Whether you’re busy weeding or lounging in the garden, nothing disturbs the calm serenity faster than a pesky mosquito buzzing around your head. You can always cover up with long sleeves and a hat or apply insect repellent, but there may be another way. Have you ever thought of adding some mosquito-repelling plants to your garden?
Oils found in certain types of plants, especially herbs, are natural mosquito deterrents—lemon balm, peppermint, catnip, rosemary, garlic and thyme—all of these will help keep your garden mosquito-free. Here is a list of six popular plants that have been proven to repel mosquitoes.
Lemon Balm (Melissa officinalis)

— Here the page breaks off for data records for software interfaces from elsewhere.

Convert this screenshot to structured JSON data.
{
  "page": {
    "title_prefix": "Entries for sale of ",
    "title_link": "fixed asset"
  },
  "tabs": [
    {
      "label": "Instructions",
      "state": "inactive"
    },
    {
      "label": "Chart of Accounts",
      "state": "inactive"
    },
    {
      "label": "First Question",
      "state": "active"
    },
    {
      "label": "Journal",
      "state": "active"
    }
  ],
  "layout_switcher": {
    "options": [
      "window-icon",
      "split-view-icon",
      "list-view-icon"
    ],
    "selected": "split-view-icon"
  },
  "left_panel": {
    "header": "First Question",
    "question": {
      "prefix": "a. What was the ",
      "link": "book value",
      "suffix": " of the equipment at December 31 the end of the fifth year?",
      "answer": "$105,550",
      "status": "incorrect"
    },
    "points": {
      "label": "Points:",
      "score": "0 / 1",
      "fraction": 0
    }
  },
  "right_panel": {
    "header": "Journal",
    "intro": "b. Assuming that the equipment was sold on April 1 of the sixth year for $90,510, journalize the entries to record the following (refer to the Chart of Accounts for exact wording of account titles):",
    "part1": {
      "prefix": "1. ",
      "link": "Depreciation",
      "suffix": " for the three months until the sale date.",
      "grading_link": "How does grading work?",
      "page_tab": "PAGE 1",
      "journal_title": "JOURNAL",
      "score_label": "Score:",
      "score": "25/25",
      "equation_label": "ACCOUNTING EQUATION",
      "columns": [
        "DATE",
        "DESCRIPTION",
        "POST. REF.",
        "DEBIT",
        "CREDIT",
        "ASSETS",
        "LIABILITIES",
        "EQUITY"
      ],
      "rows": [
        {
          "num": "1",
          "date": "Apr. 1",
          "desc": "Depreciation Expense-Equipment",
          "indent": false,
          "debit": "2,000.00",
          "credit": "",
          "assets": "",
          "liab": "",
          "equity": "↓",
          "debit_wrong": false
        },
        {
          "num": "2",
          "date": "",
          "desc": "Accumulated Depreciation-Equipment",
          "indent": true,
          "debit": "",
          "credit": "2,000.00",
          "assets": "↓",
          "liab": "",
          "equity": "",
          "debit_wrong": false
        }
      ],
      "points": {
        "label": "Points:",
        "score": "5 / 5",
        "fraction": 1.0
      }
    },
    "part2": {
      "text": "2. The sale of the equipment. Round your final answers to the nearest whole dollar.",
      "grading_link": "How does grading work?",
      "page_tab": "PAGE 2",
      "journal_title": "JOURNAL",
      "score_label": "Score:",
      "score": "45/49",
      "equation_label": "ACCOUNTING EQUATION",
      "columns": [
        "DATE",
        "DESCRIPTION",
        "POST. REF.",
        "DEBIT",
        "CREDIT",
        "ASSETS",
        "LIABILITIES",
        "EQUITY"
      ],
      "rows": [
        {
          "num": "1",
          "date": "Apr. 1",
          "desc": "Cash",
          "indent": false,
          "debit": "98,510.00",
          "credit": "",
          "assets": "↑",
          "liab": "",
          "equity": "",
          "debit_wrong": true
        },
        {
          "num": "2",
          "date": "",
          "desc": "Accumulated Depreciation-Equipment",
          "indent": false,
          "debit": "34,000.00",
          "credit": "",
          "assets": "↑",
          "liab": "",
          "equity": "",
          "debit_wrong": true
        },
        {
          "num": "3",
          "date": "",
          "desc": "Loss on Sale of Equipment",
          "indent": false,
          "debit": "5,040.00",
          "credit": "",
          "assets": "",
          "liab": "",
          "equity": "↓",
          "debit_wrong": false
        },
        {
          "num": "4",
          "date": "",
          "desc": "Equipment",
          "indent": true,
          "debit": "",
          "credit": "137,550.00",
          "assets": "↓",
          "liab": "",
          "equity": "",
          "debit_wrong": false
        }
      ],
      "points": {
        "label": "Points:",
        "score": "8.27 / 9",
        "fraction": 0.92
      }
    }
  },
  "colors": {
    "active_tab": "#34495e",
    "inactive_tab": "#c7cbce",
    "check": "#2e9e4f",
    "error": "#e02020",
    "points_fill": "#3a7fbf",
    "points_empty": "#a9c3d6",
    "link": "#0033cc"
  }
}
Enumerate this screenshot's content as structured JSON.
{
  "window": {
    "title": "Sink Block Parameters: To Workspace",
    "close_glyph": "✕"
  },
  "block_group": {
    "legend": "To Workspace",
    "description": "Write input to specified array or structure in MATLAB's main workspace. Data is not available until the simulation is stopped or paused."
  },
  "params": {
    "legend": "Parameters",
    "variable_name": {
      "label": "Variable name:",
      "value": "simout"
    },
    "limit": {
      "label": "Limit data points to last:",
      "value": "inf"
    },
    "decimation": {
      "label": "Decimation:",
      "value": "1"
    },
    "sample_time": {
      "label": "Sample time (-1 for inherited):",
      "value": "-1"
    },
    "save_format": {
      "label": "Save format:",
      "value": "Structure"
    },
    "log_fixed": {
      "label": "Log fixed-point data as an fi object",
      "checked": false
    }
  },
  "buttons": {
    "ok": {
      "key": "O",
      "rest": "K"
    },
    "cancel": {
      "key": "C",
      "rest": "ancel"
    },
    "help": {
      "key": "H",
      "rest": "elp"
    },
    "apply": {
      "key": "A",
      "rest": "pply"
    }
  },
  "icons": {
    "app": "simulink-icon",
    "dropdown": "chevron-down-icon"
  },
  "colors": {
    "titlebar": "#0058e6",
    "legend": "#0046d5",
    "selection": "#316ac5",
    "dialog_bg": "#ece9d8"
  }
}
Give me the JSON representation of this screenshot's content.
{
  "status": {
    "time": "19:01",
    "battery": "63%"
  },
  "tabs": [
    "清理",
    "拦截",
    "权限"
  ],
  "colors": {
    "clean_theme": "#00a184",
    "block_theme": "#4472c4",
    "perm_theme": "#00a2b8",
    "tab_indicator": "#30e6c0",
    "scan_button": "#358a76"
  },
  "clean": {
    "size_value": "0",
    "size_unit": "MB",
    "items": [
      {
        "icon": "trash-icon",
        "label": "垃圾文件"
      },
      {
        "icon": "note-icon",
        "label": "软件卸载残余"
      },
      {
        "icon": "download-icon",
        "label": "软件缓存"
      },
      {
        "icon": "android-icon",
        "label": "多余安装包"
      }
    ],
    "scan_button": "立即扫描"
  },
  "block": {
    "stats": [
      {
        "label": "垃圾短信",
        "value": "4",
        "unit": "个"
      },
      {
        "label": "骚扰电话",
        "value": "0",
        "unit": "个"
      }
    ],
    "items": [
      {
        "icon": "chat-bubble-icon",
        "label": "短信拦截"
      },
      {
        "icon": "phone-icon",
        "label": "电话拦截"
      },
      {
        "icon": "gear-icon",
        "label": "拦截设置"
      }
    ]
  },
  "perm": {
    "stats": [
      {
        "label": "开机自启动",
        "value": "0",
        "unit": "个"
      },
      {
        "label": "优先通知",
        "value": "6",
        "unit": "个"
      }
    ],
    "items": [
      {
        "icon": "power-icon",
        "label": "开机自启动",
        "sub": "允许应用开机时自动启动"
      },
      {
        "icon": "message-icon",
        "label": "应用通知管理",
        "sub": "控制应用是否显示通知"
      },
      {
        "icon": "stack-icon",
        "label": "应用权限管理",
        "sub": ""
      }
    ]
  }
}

Also known as horsemint, this hardy perennial repels mosquitoes by giving off a strong, incense-like odour, similar to citronella grass. The smell, however, does not deter bees and butterflies. Lemon balm is extremely aggressive—it’s fast growing, drought resistant and reseeds itself easily. Try containing it in a planter that can be moved to a seating area when you want some relief from pesky mosquitoes.
Marigolds (Tagetes spp.)
As a popular annual, marigolds are always found in flower beds and containers during the summer months, but their mosquito-repelling ability hasn’t been widely advertised. Many gardeners use them in the veggie garden to deter other insects, but as a mosquito repellent, marigolds are powerful. It’s not surprising since their distinct smell is unbearable to insects—and even some people.
Plant marigolds in containers as you normally would, but then place the containers anywhere in the garden where you want a mosquito-free zone.
Catnip (Nepeta cataria)
We all know that cats love catnip, but this perennial also has a quite a reputable history as a medicinal herb. One trait that this plant is less known for is its mosquito-repelling ability. The natural oil within the leaves has been proven to be ten times more effective than DEET at repelling mosquitoes. Plant catnip around your patio and deck, but remember while you’re repelling mosquitoes, you may be attracting a few of your feline neighbours.
photo by Anja Sonnenberg